Taking readers on a vivid journey through the loss of innocence into adulthood and beyond, New York Times bestselling author John Connolly tells a dark and compelling tale that reminds us of the enduring power of stories in our lives.


"Once upon a time – for that is how all stories should begin – there was a boy who lost his mother.” 
It may be the influence Disney had on my childhood, but I generally don't gravitate toward dark fairytales. There are a lot of those in this book; in fact, I can't think of any mentioned that has a happy ending. Set in London at the time of World War and started with David's personal tragedy, the mood of the book never wavered far from bleak. This was the main reason I quit this book a couple of years ago: I was uncomfortable and wanted something happier.

Now that I'm older, I'm as fascinated as I am uncomfortable with this story. It's billed for adults who can still remember what it's like when your childhood is ending, and it doesn't sugarcoat that journey. Rather, it's a realistic take on growing up: it's going to be hard, you're going to suffer losses that you can't get back, but you can find courage and strength within you to keep moving forward and fight the monsters. I feel David embodies this message perfectly, and his self-discovery and growth is absolutely my favourite part about the book.

I enjoyed the world-building despite my preference for more sunshine. Connolly took elements of familiar fairytales, twisted them, and sewed them together to make a world. It felt a little patchwork-y at times, but I think this world is meant to be disjointed and broken given the evil that has been ruling there.

As mentioned above, this book is not for you if you don't like graphic violence. There are a lot of bloody and gory scenes, and some of its subplots can be downright disturbing. This is really the main reason I'm only giving it three stars. While I enjoy the storytelling aspects, this doesn't appeal to my personal tastes. If you like your fairytale retelling dark with a good helping of creepy, this may be the book for you.

Let's talk!
Do you like dark retelling of fairytales? What about happy or realistic endings?


  1. This is a book that I really adored but haven't reread in a long time, but you make really valid points. The dark aspects aren't for everyone. Have you considered picking up one of his other books? I hear they're far more light-hearted.

    1. I actually haven't looked at what else he's written, but I may consider picking one up! I did enjoy the writing in this book. :)

  2. I am all for dark retellings, but graphic violence? Not so much....

    Kate @ Ex Libris

    1. Yeahh, I don't have the stomach for it either.

  3. I stumbled across this post when I was looking for reviews of this book. I finished it yesterday and felt slightly... under-whelmed because so many of my friends loved it and I just wasn't feeling it.

    I think my main problem was the patchwork-ness that you mentioned. I'm not sure whether it was intentional or not, but either way I couldn't get on board with it.

    Thanks for sharing your thoughts - it's always a relief to know that other people feel the same!

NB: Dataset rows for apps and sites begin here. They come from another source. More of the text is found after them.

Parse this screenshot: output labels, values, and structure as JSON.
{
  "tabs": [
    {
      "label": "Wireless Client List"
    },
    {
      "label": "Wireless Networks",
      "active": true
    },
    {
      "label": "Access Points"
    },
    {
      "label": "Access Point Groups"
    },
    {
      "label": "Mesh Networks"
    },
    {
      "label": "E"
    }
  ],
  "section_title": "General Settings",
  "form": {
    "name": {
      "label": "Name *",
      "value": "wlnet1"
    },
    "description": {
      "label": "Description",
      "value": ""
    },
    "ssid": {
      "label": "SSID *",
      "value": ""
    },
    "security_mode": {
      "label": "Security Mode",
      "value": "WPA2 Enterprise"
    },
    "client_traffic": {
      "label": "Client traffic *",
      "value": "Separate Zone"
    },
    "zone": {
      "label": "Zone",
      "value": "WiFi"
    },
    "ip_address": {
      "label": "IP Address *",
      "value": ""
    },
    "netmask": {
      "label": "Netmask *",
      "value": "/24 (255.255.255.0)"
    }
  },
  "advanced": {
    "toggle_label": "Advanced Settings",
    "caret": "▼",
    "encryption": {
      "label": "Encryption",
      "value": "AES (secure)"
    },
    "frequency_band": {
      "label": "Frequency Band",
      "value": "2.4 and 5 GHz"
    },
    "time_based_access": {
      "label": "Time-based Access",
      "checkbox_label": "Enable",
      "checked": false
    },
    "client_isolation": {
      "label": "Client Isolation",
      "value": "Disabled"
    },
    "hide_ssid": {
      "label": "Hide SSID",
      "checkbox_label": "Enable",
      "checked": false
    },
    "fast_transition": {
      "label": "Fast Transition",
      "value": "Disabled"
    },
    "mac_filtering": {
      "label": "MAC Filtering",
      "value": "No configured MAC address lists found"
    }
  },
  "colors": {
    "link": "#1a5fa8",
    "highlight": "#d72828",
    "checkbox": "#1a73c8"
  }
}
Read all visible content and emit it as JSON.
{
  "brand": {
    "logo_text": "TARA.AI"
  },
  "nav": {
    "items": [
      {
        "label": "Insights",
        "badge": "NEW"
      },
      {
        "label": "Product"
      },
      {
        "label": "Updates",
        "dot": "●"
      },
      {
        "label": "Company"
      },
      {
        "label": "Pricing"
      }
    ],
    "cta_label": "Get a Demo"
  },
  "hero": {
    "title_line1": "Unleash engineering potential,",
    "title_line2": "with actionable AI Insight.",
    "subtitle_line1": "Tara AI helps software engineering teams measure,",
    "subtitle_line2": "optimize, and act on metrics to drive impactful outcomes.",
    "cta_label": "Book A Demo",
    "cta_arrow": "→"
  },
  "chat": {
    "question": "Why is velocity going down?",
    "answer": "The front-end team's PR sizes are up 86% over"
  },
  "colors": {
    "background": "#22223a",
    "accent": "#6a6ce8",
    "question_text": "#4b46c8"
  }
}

    1. Hello! I'm glad to hear you weren't feeling it too - I was starting to think I might have been the only one haha. I did feel like the world was meant to be disjointed, since it's a twisted mash-up of different stories, but it can be hard to enjoy.

      Thanks for stopping by, Hanna!


Thanks for reading! It makes my day to hear your thoughts and I will respond asap. :)